_Task statement_.
Below are some entries. Count how many of their lines include "périodes", then give that number only.

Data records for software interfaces

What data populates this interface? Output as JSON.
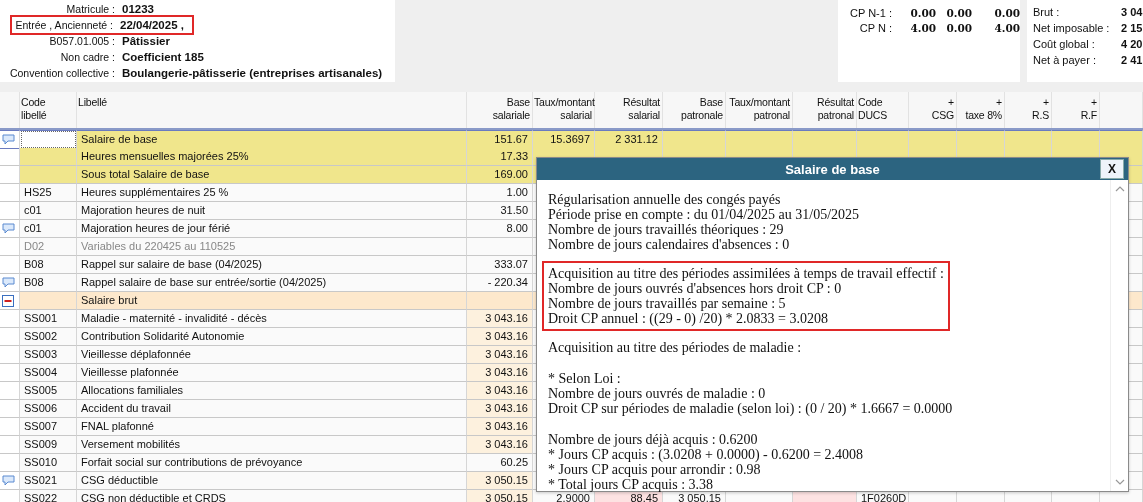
{
  "employee": {
    "fields": [
      {
        "label": "Matricule :",
        "value": "01233",
        "highlighted": false
      },
      {
        "label": "Entrée , Ancienneté :",
        "value": "22/04/2025 ,",
        "highlighted": true
      },
      {
        "label": "B057.01.005 :",
        "value": "Pâtissier",
        "highlighted": false
      },
      {
        "label": "Non cadre :",
        "value": "Coefficient 185",
        "highlighted": false
      },
      {
        "label": "Convention collective :",
        "value": "Boulangerie-pâtisserie (entreprises artisanales)",
        "highlighted": false
      }
    ]
  },
  "leave_balances": [
    {
      "label": "CP N-1 :",
      "values": [
        "0.00",
        "0.00",
        "0.00"
      ]
    },
    {
      "label": "CP N :",
      "values": [
        "4.00",
        "0.00",
        "4.00"
      ]
    }
  ],
  "totals": [
    {
      "label": "Brut :",
      "value": "3 04"
    },
    {
      "label": "Net imposable :",
      "value": "2 15"
    },
    {
      "label": "Coût global :",
      "value": "4 20"
    },
    {
      "label": "Net à payer :",
      "value": "2 41"
    }
  ],
  "table": {
    "columns": [
      "Code\nlibellé",
      "Libellé",
      "Base\nsalariale",
      "Taux/montant\nsalarial",
      "Résultat\nsalarial",
      "Base\npatronale",
      "Taux/montant\npatronal",
      "Résultat\npatronal",
      "Code\nDUCS",
      "+\nCSG",
      "+\ntaxe 8%",
      "+\nR.S",
      "+\nR.F"
    ],
    "rows": [
      {
        "comment": true,
        "code": "",
        "label": "Salaire de base",
        "kind": "base",
        "selected": true,
        "values": [
          "151.67",
          "15.3697",
          "2 331.12"
        ]
      },
      {
        "comment": false,
        "code": "",
        "label": "Heures mensuelles majorées 25%",
        "kind": "base",
        "selected": false,
        "values": [
          "17.33"
        ]
      },
      {
        "comment": false,
        "code": "",
        "label": "Sous total Salaire de base",
        "kind": "base",
        "selected": false,
        "values": [
          "169.00"
        ]
      },
      {
        "comment": false,
        "code": "HS25",
        "label": "Heures supplémentaires 25 %",
        "kind": "normal",
        "selected": false,
        "values": [
          "1.00"
        ]
      },
      {
        "comment": false,
        "code": "c01",
        "label": "Majoration heures de nuit",
        "kind": "normal",
        "selected": false,
        "values": [
          "31.50"
        ]
      },
      {
        "comment": true,
        "code": "c01",
        "label": "Majoration heures de jour férié",
        "kind": "normal",
        "selected": false,
        "values": [
          "8.00"
        ]
      },
      {
        "comment": false,
        "code": "D02",
        "label": "Variables du 220425 au 110525",
        "kind": "muted",
        "selected": false,
        "values": []
      },
      {
        "comment": false,
        "code": "B08",
        "label": "Rappel sur salaire de base (04/2025)",
        "kind": "normal",
        "selected": false,
        "values": [
          "333.07"
        ]
      },
      {
        "comment": true,
        "code": "B08",
        "label": "Rappel salaire de base sur entrée/sortie (04/2025)",
        "kind": "normal",
        "selected": false,
        "values": [
          "- 220.34"
        ]
      },
      {
        "comment": false,
        "code": "",
        "label": "Salaire brut",
        "kind": "total",
        "selected": false,
        "values": []
      },
      {
        "comment": false,
        "code": "SS001",
        "label": "Maladie - maternité - invalidité - décès",
        "kind": "cotisation",
        "selected": false,
        "values": [
          "3 043.16"
        ]
      },
      {
        "comment": false,
        "code": "SS002",
        "label": "Contribution Solidarité Autonomie",
        "kind": "cotisation",
        "selected": false,
        "values": [
          "3 043.16"
        ]
      },
      {
        "comment": false,
        "code": "SS003",
        "label": "Vieillesse déplafonnée",
        "kind": "cotisation",
        "selected": false,
        "values": [
          "3 043.16"
        ]
      },
      {
        "comment": false,
        "code": "SS004",
        "label": "Vieillesse plafonnée",
        "kind": "cotisation",
        "selected": false,
        "values": [
          "3 043.16"
        ]
      },
      {
        "comment": false,
        "code": "SS005",
        "label": "Allocations familiales",
        "kind": "cotisation",
        "selected": false,
        "values": [
          "3 043.16"
        ]
      },
      {
        "comment": false,
        "code": "SS006",
        "label": "Accident du travail",
        "kind": "cotisation",
        "selected": false,
        "values": [
          "3 043.16"
        ]
      },
      {
        "comment": false,
        "code": "SS007",
        "label": "FNAL plafonné",
        "kind": "cotisation",
        "selected": false,
        "values": [
          "3 043.16"
        ]
      },
      {
        "comment": false,
        "code": "SS009",
        "label": "Versement mobilités",
        "kind": "cotisation",
        "selected": false,
        "values": [
          "3 043.16"
        ]
      },
      {
        "comment": false,
        "code": "SS010",
        "label": "Forfait social sur contributions de prévoyance",
        "kind": "normal",
        "selected": false,
        "values": [
          "60.25"
        ]
      },
      {
        "comment": true,
        "code": "SS021",
        "label": "CSG déductible",
        "kind": "cotisation",
        "selected": false,
        "values": [
          "3 050.15"
        ]
      },
      {
        "comment": false,
        "code": "SS022",
        "label": "CSG non déductible et CRDS",
        "kind": "cotisation",
        "selected": false,
        "values": [
          "3 050.15",
          "2.9000",
          "88.45",
          "3 050.15"
        ],
        "code_ducs": "1F0260D"
      }
    ]
  },
  "dialog": {
    "title": "Salaire de base",
    "close": "X",
    "groups": [
      {
        "highlighted": false,
        "lines": [
          "Régularisation annuelle des congés payés",
          "Période prise en compte : du 01/04/2025 au 31/05/2025",
          "Nombre de jours travaillés théoriques : 29",
          "Nombre de jours calendaires d'absences : 0"
        ]
      },
      {
        "highlighted": true,
        "lines": [
          "Acquisition au titre des périodes assimilées à temps de travail effectif :",
          "Nombre de jours ouvrés d'absences hors droit CP : 0",
          "Nombre de jours travaillés par semaine : 5",
          "Droit CP annuel : ((29 - 0) /20) * 2.0833 = 3.0208"
        ]
      },
      {
        "highlighted": false,
        "lines": [
          "Acquisition au titre des périodes de maladie :"
        ]
      },
      {
        "highlighted": false,
        "lines": [
          "* Selon Loi :",
          "Nombre de jours ouvrés de maladie : 0",
          "Droit CP sur périodes de maladie (selon loi) : (0 / 20) * 1.6667 = 0.0000"
        ]
      },
      {
        "highlighted": false,
        "lines": [
          "Nombre de jours déjà acquis : 0.6200",
          "* Jours CP acquis : (3.0208 + 0.0000) - 0.6200 = 2.4008",
          "* Jours CP acquis pour arrondir : 0.98",
          "* Total jours CP acquis : 3.38"
        ]
      }
    ]
  }
}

_Output for this exercise_.
3